Following a three-week trial, a Houston-based firefighter was awarded $1.2 million after a jury found Cook Medical responsible for injuries that he suffered due to a malfunctioning vena cava (IVC) filter.
The filter in question is a small, wire device that is inserted into the inferior vena cava to catch blood clots before they can travel to the lungs. They are designed to prevent pulmonary embolisms in patients who are unable to use standard blood-thinning medications.
Jeff Pavlock, 35, received the Celect IVC filter in 2015. Subsequently, the filter tilted and migrated, and ultimately perforated his aorta and duodenum. His doctors made two attempts to remove the device. However, they were unsuccessful, as the filter was pressing against Pavlock’s spine and renal artery. He was then forced to undergo an open laparotomy to remove the filter from his body.
At the trial, Pavlock’s attorneys argued that Cook placed the Celect IVC on the market, even though the company was aware of its issues with perforations. The attorneys also pointed to independent research that linked the filter to a perforation rate greater than 79%. Additionally, the jury was shown a Cook Medical- sponsored study that the company presented to the FDA prior to the filter’s 510(k) clearance in 2008, which showed a zero percent perforation rate. The jury found that Cook failed to warn doctors and patients of the risks associated with the IVC filters.
In 2010, the U.S. Food and Drug Administration (“FDA”). reported that it had received over 900 adverse event reports involving retrievable IVC filters, including:
- 328 reports of filter migration;
- 145 reports of embolization;
- 70 reports of perforations; and
- 50 reports of filter fractures.
Four years later, the FDA issued a second alert, reminding healthcare providers to retrieve the temporary filters within 29 to 54 days after implantation in order to reduce the risk of patient harm. Further, an NBC news investigation linked IVC filters to 39 deaths. Thousands of others, including those listed above, have reported serious complications to the FDA.
This verdict makes the first such loss for the Indiana-based company, although it is currently facing over 8,000 similar IVC lawsuits throughout the country. Most of the 8,000 lawsuits are part of two federal multidistrict litigations, which combine similar lawsuits to move them more efficiently through the court systems. Pavlock’s lawsuit was not combined with any other case. Rather, he filed his lawsuit in Texas state court.
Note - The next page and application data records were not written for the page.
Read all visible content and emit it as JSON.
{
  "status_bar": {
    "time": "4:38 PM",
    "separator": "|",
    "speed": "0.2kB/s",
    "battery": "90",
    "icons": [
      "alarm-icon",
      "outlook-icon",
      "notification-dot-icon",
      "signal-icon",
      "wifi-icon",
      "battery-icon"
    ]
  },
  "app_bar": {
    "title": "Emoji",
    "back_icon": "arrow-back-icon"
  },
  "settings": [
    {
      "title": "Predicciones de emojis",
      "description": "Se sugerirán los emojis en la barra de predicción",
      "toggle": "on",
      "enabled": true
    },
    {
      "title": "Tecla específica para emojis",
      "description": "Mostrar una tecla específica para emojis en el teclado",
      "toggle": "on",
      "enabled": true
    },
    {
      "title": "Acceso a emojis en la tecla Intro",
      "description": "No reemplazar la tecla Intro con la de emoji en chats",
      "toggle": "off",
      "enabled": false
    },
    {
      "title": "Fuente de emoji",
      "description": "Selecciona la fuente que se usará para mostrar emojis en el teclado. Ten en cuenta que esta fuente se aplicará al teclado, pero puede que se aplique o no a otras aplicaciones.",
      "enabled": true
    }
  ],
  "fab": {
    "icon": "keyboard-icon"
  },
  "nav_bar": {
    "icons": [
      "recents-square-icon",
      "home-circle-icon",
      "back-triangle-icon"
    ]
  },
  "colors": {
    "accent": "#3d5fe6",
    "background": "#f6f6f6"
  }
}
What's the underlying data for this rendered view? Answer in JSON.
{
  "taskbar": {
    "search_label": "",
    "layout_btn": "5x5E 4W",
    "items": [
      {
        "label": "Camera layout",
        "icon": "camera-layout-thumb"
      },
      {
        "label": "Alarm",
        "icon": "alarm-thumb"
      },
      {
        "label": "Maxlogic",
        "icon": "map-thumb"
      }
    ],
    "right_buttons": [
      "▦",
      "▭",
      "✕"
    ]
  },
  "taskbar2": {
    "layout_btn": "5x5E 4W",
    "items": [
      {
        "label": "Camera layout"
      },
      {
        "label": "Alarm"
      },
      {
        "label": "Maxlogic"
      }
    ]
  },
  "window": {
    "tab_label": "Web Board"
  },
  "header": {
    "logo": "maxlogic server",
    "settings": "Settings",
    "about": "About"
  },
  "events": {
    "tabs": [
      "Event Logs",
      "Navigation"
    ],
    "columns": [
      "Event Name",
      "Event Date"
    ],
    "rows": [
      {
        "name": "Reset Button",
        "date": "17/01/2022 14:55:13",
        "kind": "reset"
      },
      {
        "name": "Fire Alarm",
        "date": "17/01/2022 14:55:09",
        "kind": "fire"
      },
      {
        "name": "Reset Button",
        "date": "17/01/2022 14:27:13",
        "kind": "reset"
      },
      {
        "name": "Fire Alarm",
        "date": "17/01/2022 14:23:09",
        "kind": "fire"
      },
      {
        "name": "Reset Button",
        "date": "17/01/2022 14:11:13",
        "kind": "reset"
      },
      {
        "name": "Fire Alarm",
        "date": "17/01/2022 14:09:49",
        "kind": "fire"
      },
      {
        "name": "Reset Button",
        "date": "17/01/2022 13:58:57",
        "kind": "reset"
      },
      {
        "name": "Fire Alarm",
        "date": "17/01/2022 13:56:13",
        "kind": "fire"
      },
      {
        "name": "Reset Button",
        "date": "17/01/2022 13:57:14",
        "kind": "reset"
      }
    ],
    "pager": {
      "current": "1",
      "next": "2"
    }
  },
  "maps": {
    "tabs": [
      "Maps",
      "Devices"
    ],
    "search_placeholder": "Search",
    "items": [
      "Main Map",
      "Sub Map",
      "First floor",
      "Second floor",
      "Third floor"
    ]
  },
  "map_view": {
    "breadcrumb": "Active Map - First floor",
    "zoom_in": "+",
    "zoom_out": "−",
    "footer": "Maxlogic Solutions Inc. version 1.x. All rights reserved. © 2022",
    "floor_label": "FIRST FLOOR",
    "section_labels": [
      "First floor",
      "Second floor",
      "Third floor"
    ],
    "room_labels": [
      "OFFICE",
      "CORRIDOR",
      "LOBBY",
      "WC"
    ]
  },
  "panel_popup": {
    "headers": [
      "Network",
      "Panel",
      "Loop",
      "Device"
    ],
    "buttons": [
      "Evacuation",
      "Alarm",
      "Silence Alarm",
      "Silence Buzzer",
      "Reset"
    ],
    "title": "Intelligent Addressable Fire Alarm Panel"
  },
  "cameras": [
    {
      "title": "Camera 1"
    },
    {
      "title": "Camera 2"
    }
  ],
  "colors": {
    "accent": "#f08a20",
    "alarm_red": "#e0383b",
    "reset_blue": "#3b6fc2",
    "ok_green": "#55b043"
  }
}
According to the Herald Times, Cook stated that it will appeal “on multiple grounds.” In a press release, Cook Medical stated: “We are disappointed in this outcome and do not believe this verdict is supported by the facts or the law. This one case does not change our position on continually defending this important, life-saving technology.”